The Dos And Don’ts Of Free Camping
Free camping is great, but many local councils are closing popular sites because people simply aren't doing the right thing. It's heartbreaking to see some of the camping options that I've used countless times over the years become inaccessible, and I'd encourage you to do your best to do the right thing to stop this from happening.
The Dos Of Free Camping
- Do take your rubbish with you (if there are no bins)
- Do use a chemical toilet if public toilets aren't available
- Do keep your pets on a leash unless there's plenty of space for them to run free
- Do use an app like WikiCamps to research free camping spots ahead of time
- Do put your fire out whenever you're not around
- Do store your food in a secure place to keep it away from wildlife
The Don'ts Of Free Camping
- Don't collect firewood from around the campsite
- Don't make a campfire unless it's specifically allowed
- Don't leave toilet paper or human waste lying around in the bush
- Don't free camp anywhere that it's prohibited
- Don't crowd other campers if there's plenty of space
- Don't leave rubbish or other waste behind
- Don't make excessive noise if there are other campers in the area
What To Take With You
If you're looking to stay somewhere for free, remember that you might be using a camp with basic pit toilets and limited facilities.
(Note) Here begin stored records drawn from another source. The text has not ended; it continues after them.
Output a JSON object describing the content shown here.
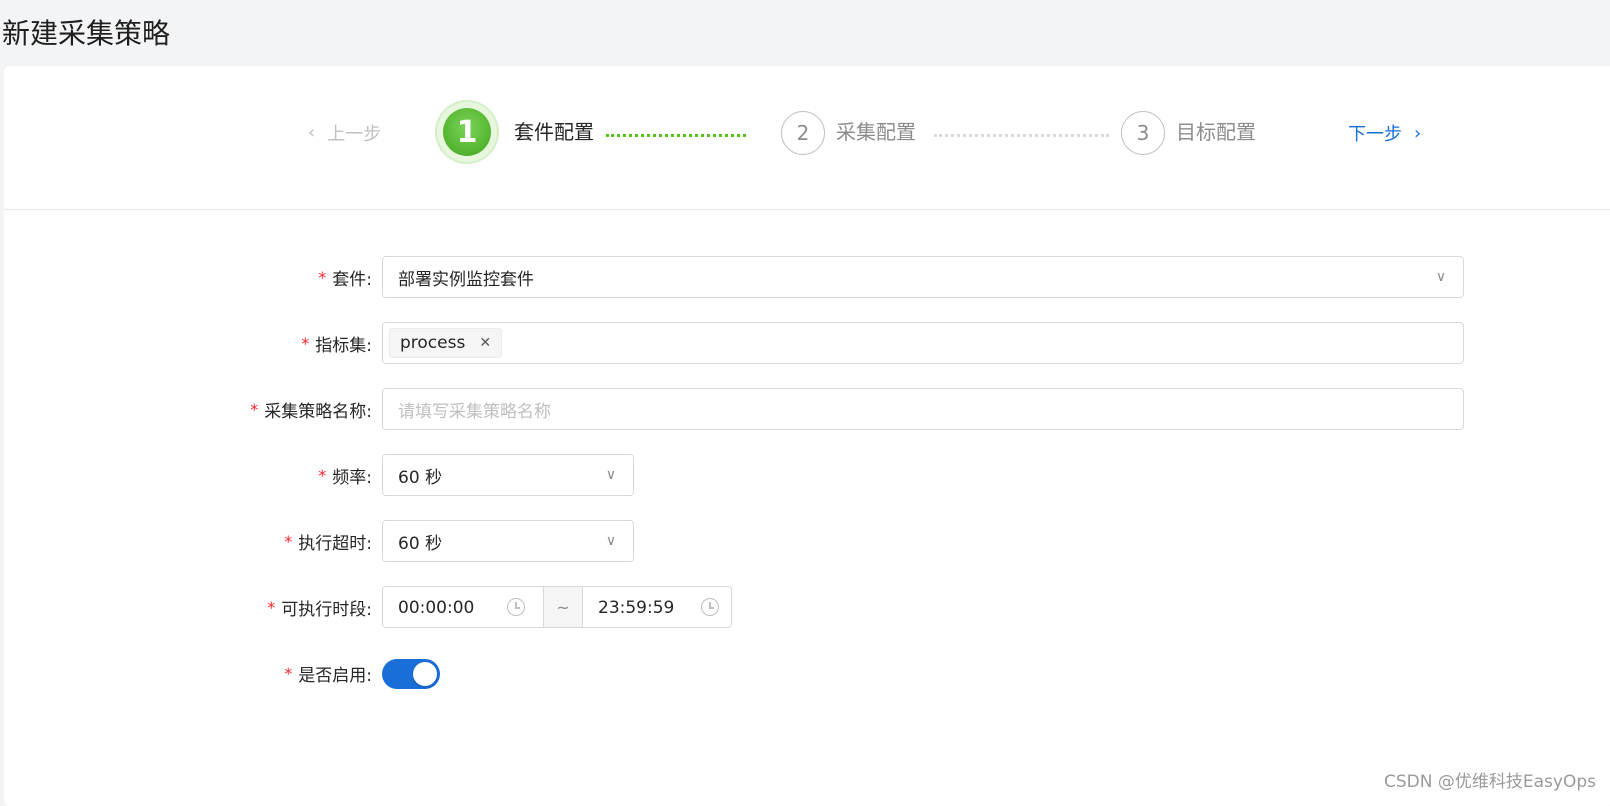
{
  "page": {
    "title": "新建采集策略"
  },
  "steps": {
    "prev_label": "上一步",
    "next_label": "下一步",
    "items": [
      {
        "number": "1",
        "label": "套件配置",
        "status": "active"
      },
      {
        "number": "2",
        "label": "采集配置",
        "status": "pending"
      },
      {
        "number": "3",
        "label": "目标配置",
        "status": "pending"
      }
    ]
  },
  "form": {
    "suite": {
      "label": "套件:",
      "value": "部署实例监控套件"
    },
    "metric_set": {
      "label": "指标集:",
      "tags": [
        "process"
      ]
    },
    "policy_name": {
      "label": "采集策略名称:",
      "value": "",
      "placeholder": "请填写采集策略名称"
    },
    "frequency": {
      "label": "频率:",
      "value": "60 秒"
    },
    "timeout": {
      "label": "执行超时:",
      "value": "60 秒"
    },
    "time_window": {
      "label": "可执行时段:",
      "start": "00:00:00",
      "separator": "~",
      "end": "23:59:59"
    },
    "enabled": {
      "label": "是否启用:",
      "value": true
    }
  },
  "watermark": "CSDN @优维科技EasyOps",
  "colors": {
    "primary": "#1a6ed8",
    "success": "#52c41a",
    "required": "#f5222d"
  }
}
Sometimes, even pit or drop toilets won't be available. You should take everything you would on a normal camping trip, along with anything else you need to compensate for the lack of facilities.
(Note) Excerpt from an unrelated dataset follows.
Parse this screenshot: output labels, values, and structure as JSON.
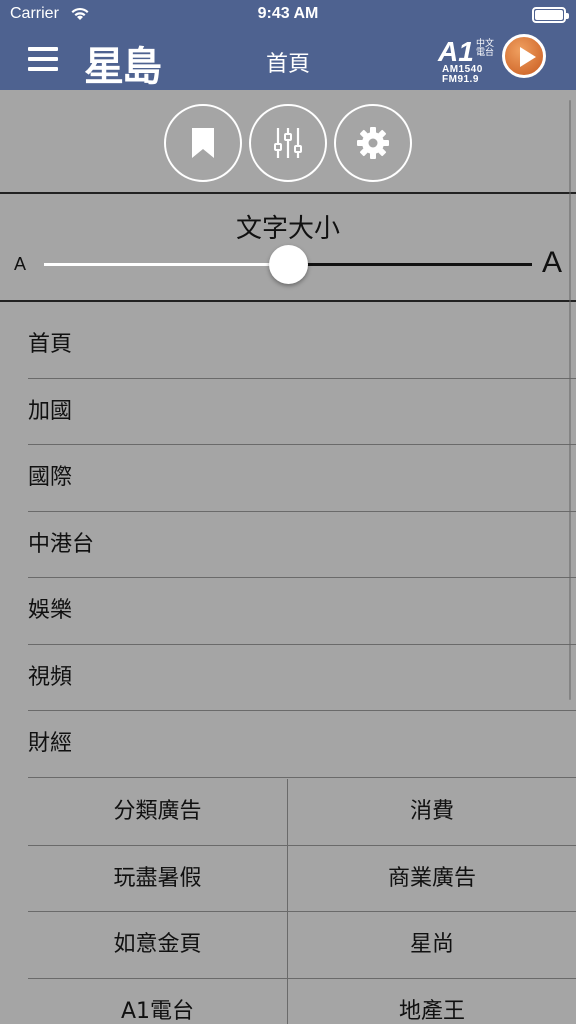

Some of the most important things to remember include:
- Ample fresh water for the duration of your stay
- A generator or other power source if required
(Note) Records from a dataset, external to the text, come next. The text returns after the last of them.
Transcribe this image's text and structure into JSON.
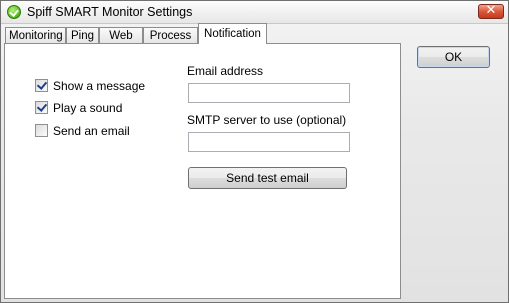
{
  "window": {
    "title": "Spiff SMART Monitor Settings",
    "close_glyph": "✕",
    "icon": "green-check-icon"
  },
  "tabs": [
    {
      "label": "Monitoring",
      "active": false
    },
    {
      "label": "Ping",
      "active": false
    },
    {
      "label": "Web",
      "active": false
    },
    {
      "label": "Process",
      "active": false
    },
    {
      "label": "Notification",
      "active": true
    }
  ],
  "notification": {
    "options": [
      {
        "label": "Show a message",
        "checked": true
      },
      {
        "label": "Play a sound",
        "checked": true
      },
      {
        "label": "Send an email",
        "checked": false
      }
    ],
    "email": {
      "label": "Email address",
      "value": ""
    },
    "smtp": {
      "label": "SMTP server to use (optional)",
      "value": ""
    },
    "test_button": "Send test email"
  },
  "buttons": {
    "ok": "OK"
  },
  "colors": {
    "close_button": "#d9583c",
    "app_icon": "#4fb71a",
    "check_mark": "#1f3f8a"
  }
}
- A chemical toilet if toilet facilities are unavailable
- Enough food for the duration of your stay
- Rubbish bags and other storage for your waste
- Your own firewood if you're planning to have a campfire
Of course, you will want to take your own cutlery and crockery, any equipment you require for recreational activities, bedding, a tent or swag, and whatever else you need to be comfortable throughout your trip.
How To Find The Best Free Camping Spots?
In my experience, the best way to find free camping spots is by using an app such as WikiCamps or CamperMate. These list countless options for every style of camping, including staying for free. You can filter sites by their cost, location, phone service, facilities, and more.
Another decent way to find free campgrounds is to speak with locals and other travellers. Sometimes, lesser-known sites aren't found on maps or the internet, and a little local knowledge can be an excellent thing to have.
Free Camping FAQs
Can you camp anywhere for free?
No, free camping is only allowed in designated areas in Australia. Camping outside of these can result in significant fines.
What is camping for free called?
In Australia, you will generally hear camping for free simply referred to as "free camping". Other terms include Boondocking, off-grid camping, pirate camping, and dispersed camping.
Is it illegal to free camp in Australia?
No, it isn't illegal to free camp in Australia, as long as you obey local regulations. However, you will want to ensure that you're staying in a campsite where free camping is allowed, or else you may be fined for illegal camping.
Is wild camping legal in Australia?
Technically, wild camping isn't legal in Australia. However, it's accepted in many places, especially in the outback and remote coastal locations. Make sure you avoid any areas with "no camping" or "no overnight stopping" signs. I've also found speaking to locals to be a good idea to find out whether or not wild camping is accepted in an area.
Is it legal to sleep in your car in Australia?
It's completely legal to sleep in your car in almost every state in Australia, as long as you're not parked somewhere that camping is illegal. In Queensland, the only place you can sleep in your car is in a designated campsite.
*The information on this site is based on research and first-hand experience but should not be treated as medical advice. Before beginning any new activity, we recommend consulting with a physician, nutritionist or other relevant professional healthcare provider.